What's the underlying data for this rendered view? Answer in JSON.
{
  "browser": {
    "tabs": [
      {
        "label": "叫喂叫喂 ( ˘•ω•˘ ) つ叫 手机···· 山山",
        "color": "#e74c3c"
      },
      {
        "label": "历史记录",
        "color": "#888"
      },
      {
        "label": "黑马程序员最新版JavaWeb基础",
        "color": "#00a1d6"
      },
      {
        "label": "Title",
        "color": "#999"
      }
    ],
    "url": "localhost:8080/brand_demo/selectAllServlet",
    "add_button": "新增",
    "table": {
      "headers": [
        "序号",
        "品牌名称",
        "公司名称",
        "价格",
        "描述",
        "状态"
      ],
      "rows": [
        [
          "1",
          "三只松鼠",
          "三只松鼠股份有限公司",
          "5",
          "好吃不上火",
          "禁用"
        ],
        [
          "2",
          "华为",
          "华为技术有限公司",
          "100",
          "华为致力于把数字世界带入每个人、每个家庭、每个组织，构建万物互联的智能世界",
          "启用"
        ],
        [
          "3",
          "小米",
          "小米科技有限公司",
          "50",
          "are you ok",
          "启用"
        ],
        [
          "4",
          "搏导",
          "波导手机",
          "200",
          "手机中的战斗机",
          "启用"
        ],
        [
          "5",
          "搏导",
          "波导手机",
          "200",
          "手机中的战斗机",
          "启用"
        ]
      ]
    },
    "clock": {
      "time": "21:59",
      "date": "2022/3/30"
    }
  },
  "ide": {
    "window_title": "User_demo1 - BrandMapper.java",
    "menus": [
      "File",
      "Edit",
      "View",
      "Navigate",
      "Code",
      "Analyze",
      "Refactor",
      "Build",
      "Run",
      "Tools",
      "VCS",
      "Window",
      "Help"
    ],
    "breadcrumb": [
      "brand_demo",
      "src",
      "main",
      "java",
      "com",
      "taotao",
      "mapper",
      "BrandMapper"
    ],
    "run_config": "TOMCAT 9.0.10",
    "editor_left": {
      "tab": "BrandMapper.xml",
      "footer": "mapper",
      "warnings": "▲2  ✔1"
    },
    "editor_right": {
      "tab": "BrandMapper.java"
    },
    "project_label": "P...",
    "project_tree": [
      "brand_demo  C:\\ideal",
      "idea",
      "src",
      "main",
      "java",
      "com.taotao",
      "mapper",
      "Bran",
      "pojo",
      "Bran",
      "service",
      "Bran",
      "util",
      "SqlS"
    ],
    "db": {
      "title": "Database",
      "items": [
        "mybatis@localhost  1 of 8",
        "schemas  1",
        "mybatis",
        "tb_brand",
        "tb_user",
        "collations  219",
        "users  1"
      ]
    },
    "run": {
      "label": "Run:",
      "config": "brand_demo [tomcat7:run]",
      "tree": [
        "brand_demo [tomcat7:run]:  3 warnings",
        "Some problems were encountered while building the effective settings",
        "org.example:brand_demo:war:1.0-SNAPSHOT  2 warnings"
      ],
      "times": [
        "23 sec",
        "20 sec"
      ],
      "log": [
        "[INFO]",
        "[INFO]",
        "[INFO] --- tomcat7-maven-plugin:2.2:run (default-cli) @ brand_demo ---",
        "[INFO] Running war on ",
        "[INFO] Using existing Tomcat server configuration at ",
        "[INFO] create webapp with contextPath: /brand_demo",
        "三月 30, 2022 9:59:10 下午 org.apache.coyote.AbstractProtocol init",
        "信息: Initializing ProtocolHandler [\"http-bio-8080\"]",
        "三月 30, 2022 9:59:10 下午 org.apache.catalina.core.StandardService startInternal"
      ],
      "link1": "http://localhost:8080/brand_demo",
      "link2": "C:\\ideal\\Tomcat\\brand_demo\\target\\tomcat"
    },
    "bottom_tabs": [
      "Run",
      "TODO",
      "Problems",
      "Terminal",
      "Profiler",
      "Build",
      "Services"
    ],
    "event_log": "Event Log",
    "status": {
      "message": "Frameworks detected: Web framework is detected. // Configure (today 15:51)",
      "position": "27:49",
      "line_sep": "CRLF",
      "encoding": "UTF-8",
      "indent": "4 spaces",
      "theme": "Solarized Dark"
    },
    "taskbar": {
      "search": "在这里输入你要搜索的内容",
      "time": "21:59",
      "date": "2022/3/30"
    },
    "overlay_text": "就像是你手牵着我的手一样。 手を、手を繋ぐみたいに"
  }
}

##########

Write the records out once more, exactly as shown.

**RESPONSE TO THE EXERCISE:**
What's the underlying data for this rendered view? Answer in JSON.
{
  "browser": {
    "tabs": [
      {
        "label": "叫喂叫喂 ( ˘•ω•˘ ) つ叫 手机···· 山山",
        "color": "#e74c3c"
      },
      {
        "label": "历史记录",
        "color": "#888"
      },
      {
        "label": "黑马程序员最新版JavaWeb基础",
        "color": "#00a1d6"
      },
      {
        "label": "Title",
        "color": "#999"
      }
    ],
    "url": "localhost:8080/brand_demo/selectAllServlet",
    "add_button": "新增",
    "table": {
      "headers": [
        "序号",
        "品牌名称",
        "公司名称",
        "价格",
        "描述",
        "状态"
      ],
      "rows": [
        [
          "1",
          "三只松鼠",
          "三只松鼠股份有限公司",
          "5",
          "好吃不上火",
          "禁用"
        ],
        [
          "2",
          "华为",
          "华为技术有限公司",
          "100",
          "华为致力于把数字世界带入每个人、每个家庭、每个组织，构建万物互联的智能世界",
          "启用"
        ],
        [
          "3",
          "小米",
          "小米科技有限公司",
          "50",
          "are you ok",
          "启用"
        ],
        [
          "4",
          "搏导",
          "波导手机",
          "200",
          "手机中的战斗机",
          "启用"
        ],
        [
          "5",
          "搏导",
          "波导手机",
          "200",
          "手机中的战斗机",
          "启用"
        ]
      ]
    },
    "clock": {
      "time": "21:59",
      "date": "2022/3/30"
    }
  },
  "ide": {
    "window_title": "User_demo1 - BrandMapper.java",
    "menus": [
      "File",
      "Edit",
      "View",
      "Navigate",
      "Code",
      "Analyze",
      "Refactor",
      "Build",
      "Run",
      "Tools",
      "VCS",
      "Window",
      "Help"
    ],
    "breadcrumb": [
      "brand_demo",
      "src",
      "main",
      "java",
      "com",
      "taotao",
      "mapper",
      "BrandMapper"
    ],
    "run_config": "TOMCAT 9.0.10",
    "editor_left": {
      "tab": "BrandMapper.xml",
      "footer": "mapper",
      "warnings": "▲2  ✔1"
    },
    "editor_right": {
      "tab": "BrandMapper.java"
    },
    "project_label": "P...",
    "project_tree": [
      "brand_demo  C:\\ideal",
      "idea",
      "src",
      "main",
      "java",
      "com.taotao",
      "mapper",
      "Bran",
      "pojo",
      "Bran",
      "service",
      "Bran",
      "util",
      "SqlS"
    ],
    "db": {
      "title": "Database",
      "items": [
        "mybatis@localhost  1 of 8",
        "schemas  1",
        "mybatis",
        "tb_brand",
        "tb_user",
        "collations  219",
        "users  1"
      ]
    },
    "run": {
      "label": "Run:",
      "config": "brand_demo [tomcat7:run]",
      "tree": [
        "brand_demo [tomcat7:run]:  3 warnings",
        "Some problems were encountered while building the effective settings",
        "org.example:brand_demo:war:1.0-SNAPSHOT  2 warnings"
      ],
      "times": [
        "23 sec",
        "20 sec"
      ],
      "log": [
        "[INFO]",
        "[INFO]",
        "[INFO] --- tomcat7-maven-plugin:2.2:run (default-cli) @ brand_demo ---",
        "[INFO] Running war on ",
        "[INFO] Using existing Tomcat server configuration at ",
        "[INFO] create webapp with contextPath: /brand_demo",
        "三月 30, 2022 9:59:10 下午 org.apache.coyote.AbstractProtocol init",
        "信息: Initializing ProtocolHandler [\"http-bio-8080\"]",
        "三月 30, 2022 9:59:10 下午 org.apache.catalina.core.StandardService startInternal"
      ],
      "link1": "http://localhost:8080/brand_demo",
      "link2": "C:\\ideal\\Tomcat\\brand_demo\\target\\tomcat"
    },
    "bottom_tabs": [
      "Run",
      "TODO",
      "Problems",
      "Terminal",
      "Profiler",
      "Build",
      "Services"
    ],
    "event_log": "Event Log",
    "status": {
      "message": "Frameworks detected: Web framework is detected. // Configure (today 15:51)",
      "position": "27:49",
      "line_sep": "CRLF",
      "encoding": "UTF-8",
      "indent": "4 spaces",
      "theme": "Solarized Dark"
    },
    "taskbar": {
      "search": "在这里输入你要搜索的内容",
      "time": "21:59",
      "date": "2022/3/30"
    },
    "overlay_text": "就像是你手牵着我的手一样。 手を、手を繋ぐみたいに"
  }
}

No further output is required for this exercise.